This list is an amalgamation of something I made for a Reddit article and a revised list by u/hamie96 after thorough playtesting. The aim here is to hopefully skirt the edges of the social contract by playing a combo list that is at once fragile and versatile. is a commander that has been overlooked, likely for being an unassuming mono-color commander. Mono-green combo lists are not uncommon, so this could immediately send red flags to players that are familiar with the idea. For most, I think it will be a surprise, which will help offset the negative emotions someone might have if you played a more popular commander.
As for gameplay, this list is looking to assemble a land that produces five or more mana at once, along with a Human with haste that can untap that land, and a way to spend infinite mana.
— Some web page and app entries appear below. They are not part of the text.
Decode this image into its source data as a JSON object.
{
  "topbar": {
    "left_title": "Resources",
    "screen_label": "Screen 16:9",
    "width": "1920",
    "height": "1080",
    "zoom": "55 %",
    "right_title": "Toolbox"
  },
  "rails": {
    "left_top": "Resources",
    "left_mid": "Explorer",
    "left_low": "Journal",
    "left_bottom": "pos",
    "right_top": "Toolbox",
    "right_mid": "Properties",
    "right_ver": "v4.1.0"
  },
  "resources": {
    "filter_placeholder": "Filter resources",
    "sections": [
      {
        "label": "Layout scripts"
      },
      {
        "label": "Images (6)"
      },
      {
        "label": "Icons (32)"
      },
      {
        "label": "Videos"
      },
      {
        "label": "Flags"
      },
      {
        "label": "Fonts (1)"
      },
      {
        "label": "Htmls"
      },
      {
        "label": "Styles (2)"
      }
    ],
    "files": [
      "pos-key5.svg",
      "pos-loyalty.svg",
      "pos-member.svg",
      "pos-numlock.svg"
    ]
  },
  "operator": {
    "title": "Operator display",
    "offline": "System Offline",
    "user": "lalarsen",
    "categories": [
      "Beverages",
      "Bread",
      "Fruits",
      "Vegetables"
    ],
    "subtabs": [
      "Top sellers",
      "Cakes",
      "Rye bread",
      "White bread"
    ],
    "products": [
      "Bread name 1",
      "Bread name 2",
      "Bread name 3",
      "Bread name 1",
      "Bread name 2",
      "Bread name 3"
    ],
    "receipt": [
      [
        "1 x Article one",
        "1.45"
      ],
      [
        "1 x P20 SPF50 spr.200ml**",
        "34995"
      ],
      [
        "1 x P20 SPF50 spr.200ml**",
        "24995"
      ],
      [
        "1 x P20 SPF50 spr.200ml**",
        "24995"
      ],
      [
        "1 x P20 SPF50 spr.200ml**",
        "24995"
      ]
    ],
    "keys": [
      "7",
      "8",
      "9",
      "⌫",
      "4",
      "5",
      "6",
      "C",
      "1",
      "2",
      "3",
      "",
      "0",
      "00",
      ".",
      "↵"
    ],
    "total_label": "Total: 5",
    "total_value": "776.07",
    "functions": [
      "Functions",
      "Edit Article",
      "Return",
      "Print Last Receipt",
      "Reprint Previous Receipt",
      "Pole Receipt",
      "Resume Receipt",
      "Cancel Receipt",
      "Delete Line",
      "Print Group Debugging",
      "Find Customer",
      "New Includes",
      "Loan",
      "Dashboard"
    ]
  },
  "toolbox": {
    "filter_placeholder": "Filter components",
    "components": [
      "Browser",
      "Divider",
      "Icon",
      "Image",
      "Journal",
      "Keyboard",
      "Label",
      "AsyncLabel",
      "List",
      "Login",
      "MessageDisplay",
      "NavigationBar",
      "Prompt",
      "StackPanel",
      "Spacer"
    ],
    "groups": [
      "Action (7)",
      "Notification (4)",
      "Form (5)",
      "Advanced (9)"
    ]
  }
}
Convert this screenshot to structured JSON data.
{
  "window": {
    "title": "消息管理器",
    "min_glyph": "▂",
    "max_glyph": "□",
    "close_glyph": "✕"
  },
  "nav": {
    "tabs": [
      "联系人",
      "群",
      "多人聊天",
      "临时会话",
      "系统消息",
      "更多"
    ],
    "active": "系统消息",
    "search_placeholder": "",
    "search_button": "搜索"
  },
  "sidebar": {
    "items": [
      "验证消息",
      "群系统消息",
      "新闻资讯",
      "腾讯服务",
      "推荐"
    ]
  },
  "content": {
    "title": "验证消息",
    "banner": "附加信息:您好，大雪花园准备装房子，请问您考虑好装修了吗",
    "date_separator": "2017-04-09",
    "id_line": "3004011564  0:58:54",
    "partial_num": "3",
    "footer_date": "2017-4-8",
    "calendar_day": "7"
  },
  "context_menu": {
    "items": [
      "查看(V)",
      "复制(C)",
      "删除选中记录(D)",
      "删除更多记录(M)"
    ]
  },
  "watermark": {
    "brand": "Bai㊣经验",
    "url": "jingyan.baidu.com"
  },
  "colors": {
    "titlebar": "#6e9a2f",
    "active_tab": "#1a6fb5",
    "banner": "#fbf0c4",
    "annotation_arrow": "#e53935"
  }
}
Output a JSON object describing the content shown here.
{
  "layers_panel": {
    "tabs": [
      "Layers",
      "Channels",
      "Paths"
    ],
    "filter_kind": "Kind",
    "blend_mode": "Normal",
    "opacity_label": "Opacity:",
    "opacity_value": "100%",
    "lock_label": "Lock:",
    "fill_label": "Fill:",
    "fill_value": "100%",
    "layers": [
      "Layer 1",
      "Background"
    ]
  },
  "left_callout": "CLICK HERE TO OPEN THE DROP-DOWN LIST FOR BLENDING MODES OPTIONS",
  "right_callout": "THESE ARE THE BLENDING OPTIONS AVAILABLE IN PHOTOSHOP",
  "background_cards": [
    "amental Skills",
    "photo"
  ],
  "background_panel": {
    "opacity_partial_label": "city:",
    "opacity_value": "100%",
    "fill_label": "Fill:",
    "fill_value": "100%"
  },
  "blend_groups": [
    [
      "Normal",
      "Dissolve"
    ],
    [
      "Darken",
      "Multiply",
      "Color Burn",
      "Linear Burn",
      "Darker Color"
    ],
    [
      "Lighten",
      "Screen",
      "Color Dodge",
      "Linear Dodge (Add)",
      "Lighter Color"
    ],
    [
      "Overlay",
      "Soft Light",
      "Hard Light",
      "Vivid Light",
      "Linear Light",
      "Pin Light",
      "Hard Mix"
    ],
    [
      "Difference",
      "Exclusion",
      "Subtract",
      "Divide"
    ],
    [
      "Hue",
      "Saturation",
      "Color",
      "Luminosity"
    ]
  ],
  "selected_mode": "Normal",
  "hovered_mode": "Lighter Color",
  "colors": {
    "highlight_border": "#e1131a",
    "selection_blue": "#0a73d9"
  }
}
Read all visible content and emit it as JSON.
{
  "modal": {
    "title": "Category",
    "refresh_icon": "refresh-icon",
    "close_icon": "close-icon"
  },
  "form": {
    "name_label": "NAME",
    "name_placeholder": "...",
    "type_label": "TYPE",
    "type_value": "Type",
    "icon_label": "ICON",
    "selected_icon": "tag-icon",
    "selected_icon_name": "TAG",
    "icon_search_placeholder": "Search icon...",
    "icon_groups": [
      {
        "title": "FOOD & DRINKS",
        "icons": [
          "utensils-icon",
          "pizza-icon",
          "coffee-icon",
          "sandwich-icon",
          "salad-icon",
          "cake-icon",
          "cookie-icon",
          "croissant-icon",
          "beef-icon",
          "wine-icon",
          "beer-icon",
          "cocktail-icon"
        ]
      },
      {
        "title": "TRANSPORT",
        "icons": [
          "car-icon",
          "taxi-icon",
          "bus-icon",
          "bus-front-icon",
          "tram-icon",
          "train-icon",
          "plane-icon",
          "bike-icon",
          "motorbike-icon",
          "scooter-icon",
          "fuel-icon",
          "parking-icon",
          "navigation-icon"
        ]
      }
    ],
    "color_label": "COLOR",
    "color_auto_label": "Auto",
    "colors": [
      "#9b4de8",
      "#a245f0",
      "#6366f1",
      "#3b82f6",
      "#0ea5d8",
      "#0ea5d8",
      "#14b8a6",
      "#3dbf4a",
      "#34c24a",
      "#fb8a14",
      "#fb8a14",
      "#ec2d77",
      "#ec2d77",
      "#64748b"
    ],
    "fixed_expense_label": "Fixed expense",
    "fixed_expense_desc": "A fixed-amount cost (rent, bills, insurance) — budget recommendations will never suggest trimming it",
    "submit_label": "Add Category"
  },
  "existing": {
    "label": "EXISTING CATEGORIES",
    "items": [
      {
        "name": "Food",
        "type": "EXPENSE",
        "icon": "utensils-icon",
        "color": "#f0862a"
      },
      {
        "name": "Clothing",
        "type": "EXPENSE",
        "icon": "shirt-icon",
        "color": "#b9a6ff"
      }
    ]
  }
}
Wow, I know. That’s a bit much. But that’s what’s going to help you. You’re not as much of a threat with a bunch of disjointed ambiguous combo pieces that few people know about. Warning: this list can easily transition to a grindy game. Kogla’s powerful attack trigger keeps other lists off-balance. There are plenty of slots for protections and proactive strategies filled with cards like, , and .
From This Day Forward, We Confront This World Together, Lifting Each Other Up
We cannot know what people are feeling by looking on the outside. We can, however, gather information and make guesses, and hopefully those guesses line up more often when we understand emotions and one another better. Cultivating empathy with the people you play alongside is important, as is gaining a deeper understanding of those around you grows your ability to thrive in life and games. Take an opportunity in the near future to reach out to someone new. If we can work together to grow our community and empathize with those around us, the game we share will play better and feel better.